Climaxes and Heislers, these locomotives could navigate narrow curves and pull heavy loads up sharp inclines, but to do so they chugged along at only five or seven miles an hour. Photographs and text by George P. Landow.. These geared locomotives came in a wide range of sizes, the smaller versions having only two powered trucks. Like
A Three-Truck Shaw in the Collection of the Railroad museum of Pennsylvania.
Like Climaxes, Shays had three classes labelled A, B, and C, but whereas Climax assigned locomotives to a particular class solely according to weight, manufacturers of Shays did so according to truck and cylinder arrangement: a Class A Shay, some of which were tiny, had two powered trucks and two cylinders, the B had the same wheel arrangement but three cylinders, and the C, such as we have here, had both three cylinders and three trucks, the additional one appearing beneath an added tender that others did not have. Shays, which have a following among railfans and modellers far out of proportion to the number built, had about the strangest appearance any modern locomotive: because the cylinders were placed on the engineer's side of the machine, the boiler was off-center, creating an odd assymetrical effect.
Left to right: (a) The Shay's characteristic gears. (b) The Shay's cylinders. [Click on these images for larger pictures.]
Labbe, John T., and Vernon Goe. Railroads in the Woods. Berkeley, California: Howell-North, 1961, p. 110.
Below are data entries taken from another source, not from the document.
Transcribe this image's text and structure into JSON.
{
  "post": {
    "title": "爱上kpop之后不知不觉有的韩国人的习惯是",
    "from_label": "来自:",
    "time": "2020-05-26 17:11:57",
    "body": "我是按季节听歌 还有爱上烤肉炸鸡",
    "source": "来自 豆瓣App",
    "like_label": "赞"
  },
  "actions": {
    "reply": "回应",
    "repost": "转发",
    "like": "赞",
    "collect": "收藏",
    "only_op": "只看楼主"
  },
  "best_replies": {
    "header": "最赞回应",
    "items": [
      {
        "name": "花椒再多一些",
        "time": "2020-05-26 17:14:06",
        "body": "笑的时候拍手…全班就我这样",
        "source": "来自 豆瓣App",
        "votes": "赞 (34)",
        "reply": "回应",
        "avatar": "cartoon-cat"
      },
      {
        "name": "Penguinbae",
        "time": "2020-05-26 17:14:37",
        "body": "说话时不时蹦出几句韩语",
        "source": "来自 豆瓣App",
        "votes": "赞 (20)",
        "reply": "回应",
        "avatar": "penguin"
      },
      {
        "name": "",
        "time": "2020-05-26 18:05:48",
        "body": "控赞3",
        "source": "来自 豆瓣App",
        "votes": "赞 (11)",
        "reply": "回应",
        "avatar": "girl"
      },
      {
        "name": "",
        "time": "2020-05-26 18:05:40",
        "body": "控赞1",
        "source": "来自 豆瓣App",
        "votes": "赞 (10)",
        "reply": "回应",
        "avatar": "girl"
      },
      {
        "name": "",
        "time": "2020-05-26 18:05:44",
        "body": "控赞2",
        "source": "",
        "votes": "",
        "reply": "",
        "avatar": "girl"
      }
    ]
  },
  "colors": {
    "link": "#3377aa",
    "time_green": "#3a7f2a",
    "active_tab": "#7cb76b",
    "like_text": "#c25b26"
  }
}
Koch, Michael. Steam and Thunder in the Timber: Saga of the Forest Railroads. Denver: World Press, 1959.
Last modified 21 July 2015